Gingrich’s list, presidential book contracts, and job accounting

December 13, 2011

1. Gingrich’s Profits From His “Personal” Mailing List:

The Washington Post’s Dan Eggen did a terrific story last week detailing how former House Speaker Newt Gingrich accumulated large debts early on in his presidential campaign by, among other things, staying in pricey hotels and using hundreds of thousands of dollars’ worth of private jets. Much of the debt has still not been repaid, Eggen reported. One great nugget that caught my eye could use some follow-up. The Post found that $42,000 of the debt had already been paid – to “Gingrich himself” – for the purchase by his campaign of his “personal” donor and friends mailing list. Handing over a copy of a mailing list involves zero cost, which means that Gingrich – who could legally have given the list to his campaign as an in-kind contribution, according to the Post – apparently pocketed $42,000 in profit from his campaign donors and did so before paying off third-party creditors. I’d love to see a follow-up in which voters, not to mention donors, are asked how they feel about Gingrich pocketing the equivalent of more than 80 percent of the average household income of the voters he is courting.

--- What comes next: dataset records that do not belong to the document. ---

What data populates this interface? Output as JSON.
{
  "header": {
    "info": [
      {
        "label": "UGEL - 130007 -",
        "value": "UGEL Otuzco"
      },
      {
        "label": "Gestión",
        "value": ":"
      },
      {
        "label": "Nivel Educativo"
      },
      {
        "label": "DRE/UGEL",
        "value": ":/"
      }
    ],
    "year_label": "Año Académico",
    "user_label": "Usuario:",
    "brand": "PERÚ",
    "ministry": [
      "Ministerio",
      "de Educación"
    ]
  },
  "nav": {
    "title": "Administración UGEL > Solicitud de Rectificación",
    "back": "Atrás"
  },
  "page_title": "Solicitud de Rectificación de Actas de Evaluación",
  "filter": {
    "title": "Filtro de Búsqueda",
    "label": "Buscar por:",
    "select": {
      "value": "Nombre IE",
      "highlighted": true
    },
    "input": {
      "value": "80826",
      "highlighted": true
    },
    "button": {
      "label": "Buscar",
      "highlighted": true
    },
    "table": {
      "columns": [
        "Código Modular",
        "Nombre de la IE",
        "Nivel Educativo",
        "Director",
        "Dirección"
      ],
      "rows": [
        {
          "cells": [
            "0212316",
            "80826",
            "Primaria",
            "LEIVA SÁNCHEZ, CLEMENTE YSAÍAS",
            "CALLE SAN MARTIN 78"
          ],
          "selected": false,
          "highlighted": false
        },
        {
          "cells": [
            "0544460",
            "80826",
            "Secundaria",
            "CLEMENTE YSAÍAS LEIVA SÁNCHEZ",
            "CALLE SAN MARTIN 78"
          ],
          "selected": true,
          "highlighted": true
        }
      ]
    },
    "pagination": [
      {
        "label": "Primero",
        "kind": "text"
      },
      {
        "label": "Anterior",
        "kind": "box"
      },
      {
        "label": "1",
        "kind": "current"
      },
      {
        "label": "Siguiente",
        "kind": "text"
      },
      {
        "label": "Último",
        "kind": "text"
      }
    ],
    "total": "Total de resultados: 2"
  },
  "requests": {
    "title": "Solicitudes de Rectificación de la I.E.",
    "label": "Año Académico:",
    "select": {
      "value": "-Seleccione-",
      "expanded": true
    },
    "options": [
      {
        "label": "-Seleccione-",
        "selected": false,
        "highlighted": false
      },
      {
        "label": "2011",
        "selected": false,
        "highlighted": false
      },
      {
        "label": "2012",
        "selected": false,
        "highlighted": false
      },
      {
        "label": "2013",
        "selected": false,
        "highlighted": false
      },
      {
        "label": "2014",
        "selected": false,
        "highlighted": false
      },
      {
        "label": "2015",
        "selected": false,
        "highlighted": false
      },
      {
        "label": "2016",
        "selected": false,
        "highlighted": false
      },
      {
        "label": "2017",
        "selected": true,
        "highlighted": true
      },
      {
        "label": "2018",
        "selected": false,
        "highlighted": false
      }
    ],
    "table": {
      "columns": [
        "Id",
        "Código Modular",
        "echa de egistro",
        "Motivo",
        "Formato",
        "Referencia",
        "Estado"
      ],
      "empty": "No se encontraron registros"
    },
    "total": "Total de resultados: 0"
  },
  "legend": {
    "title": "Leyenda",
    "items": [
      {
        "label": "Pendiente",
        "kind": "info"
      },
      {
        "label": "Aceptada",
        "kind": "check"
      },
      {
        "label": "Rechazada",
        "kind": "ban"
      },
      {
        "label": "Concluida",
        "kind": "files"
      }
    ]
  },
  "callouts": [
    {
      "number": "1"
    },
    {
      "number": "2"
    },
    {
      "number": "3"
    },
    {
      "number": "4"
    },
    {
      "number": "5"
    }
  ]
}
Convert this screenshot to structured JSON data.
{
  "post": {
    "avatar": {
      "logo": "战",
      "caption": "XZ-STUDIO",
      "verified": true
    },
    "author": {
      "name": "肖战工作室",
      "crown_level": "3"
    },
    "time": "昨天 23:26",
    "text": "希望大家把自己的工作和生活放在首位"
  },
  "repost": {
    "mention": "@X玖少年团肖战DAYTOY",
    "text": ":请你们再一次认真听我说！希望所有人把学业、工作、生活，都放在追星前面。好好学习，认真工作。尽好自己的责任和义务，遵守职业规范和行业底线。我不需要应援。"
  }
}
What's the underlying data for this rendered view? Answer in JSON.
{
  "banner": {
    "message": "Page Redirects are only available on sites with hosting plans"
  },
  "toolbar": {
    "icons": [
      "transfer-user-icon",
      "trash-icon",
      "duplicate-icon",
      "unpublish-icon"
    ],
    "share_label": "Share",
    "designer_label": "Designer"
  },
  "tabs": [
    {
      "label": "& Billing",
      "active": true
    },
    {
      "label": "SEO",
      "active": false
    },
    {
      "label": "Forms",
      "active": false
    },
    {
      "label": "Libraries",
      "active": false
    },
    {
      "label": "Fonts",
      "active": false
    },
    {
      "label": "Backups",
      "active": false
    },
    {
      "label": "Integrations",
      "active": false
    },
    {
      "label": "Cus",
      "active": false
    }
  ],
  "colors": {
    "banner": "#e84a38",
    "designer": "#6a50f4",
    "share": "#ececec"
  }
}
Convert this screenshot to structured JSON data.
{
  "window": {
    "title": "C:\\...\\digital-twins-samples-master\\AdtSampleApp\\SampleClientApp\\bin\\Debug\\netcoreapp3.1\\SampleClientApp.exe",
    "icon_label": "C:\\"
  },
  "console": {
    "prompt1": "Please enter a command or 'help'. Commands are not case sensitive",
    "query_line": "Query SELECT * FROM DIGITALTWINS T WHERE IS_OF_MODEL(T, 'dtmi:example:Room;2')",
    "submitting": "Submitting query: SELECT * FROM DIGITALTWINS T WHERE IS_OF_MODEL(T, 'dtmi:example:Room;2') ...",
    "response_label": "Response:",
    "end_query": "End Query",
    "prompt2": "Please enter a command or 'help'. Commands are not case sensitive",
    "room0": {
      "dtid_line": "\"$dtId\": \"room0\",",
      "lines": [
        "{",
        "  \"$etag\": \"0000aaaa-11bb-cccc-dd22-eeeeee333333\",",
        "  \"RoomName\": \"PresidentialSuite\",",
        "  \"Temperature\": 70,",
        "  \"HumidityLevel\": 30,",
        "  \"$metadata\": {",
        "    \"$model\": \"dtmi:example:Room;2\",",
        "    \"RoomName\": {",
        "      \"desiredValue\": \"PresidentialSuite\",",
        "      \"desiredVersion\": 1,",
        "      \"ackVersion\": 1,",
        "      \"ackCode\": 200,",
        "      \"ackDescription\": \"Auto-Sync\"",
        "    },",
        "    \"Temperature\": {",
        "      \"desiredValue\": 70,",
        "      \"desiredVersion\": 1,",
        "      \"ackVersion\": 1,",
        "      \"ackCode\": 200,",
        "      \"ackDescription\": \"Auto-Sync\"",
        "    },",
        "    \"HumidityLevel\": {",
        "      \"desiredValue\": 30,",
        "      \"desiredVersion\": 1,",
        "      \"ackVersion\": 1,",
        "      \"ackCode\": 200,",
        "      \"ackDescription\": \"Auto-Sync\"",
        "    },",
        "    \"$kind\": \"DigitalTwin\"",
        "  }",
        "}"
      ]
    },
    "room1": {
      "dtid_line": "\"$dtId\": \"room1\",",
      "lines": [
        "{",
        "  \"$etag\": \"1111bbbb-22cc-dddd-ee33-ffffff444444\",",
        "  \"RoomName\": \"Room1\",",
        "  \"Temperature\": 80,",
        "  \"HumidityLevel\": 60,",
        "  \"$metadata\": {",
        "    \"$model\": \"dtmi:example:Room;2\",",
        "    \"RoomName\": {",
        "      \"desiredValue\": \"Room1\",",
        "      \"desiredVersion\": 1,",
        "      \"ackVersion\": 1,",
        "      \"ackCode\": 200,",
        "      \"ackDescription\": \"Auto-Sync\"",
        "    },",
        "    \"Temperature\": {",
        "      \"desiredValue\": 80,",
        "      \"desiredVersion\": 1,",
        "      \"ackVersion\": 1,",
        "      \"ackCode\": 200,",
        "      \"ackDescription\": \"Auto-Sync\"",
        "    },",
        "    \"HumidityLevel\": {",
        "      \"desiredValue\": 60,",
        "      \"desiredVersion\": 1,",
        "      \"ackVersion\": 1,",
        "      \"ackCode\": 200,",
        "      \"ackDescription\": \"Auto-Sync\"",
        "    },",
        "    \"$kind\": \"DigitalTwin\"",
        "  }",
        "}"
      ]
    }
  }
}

The New York Times becomes a video force

December 6, 2011

The opinions expressed are his own.

1. The New York Times Goes Video:

Three different story ideas are prompted by the hours of interviews former Penn State assistant football coach and accused child molester Jerry Sandusky gave to the New York Times’ Jo Becker that resulted in a front-page Times story on Saturday.

Obamacare word games, Arianna’s real deal, and Spanish power

November 29, 2011

By Steven Brill

This is the second entry in a new regular column, “Stories I’d Like To See.” It’s the notebook of someone who still thinks like an editor but is over the thrill of managing a reporting staff – or the hassle of dealing with “great” story ideas that crash and burn when someone actually goes out and reports them and learns anew that even the best editors can’t hit much better than the best ballplayers (meaning three or four out of ten story ideas will actually work).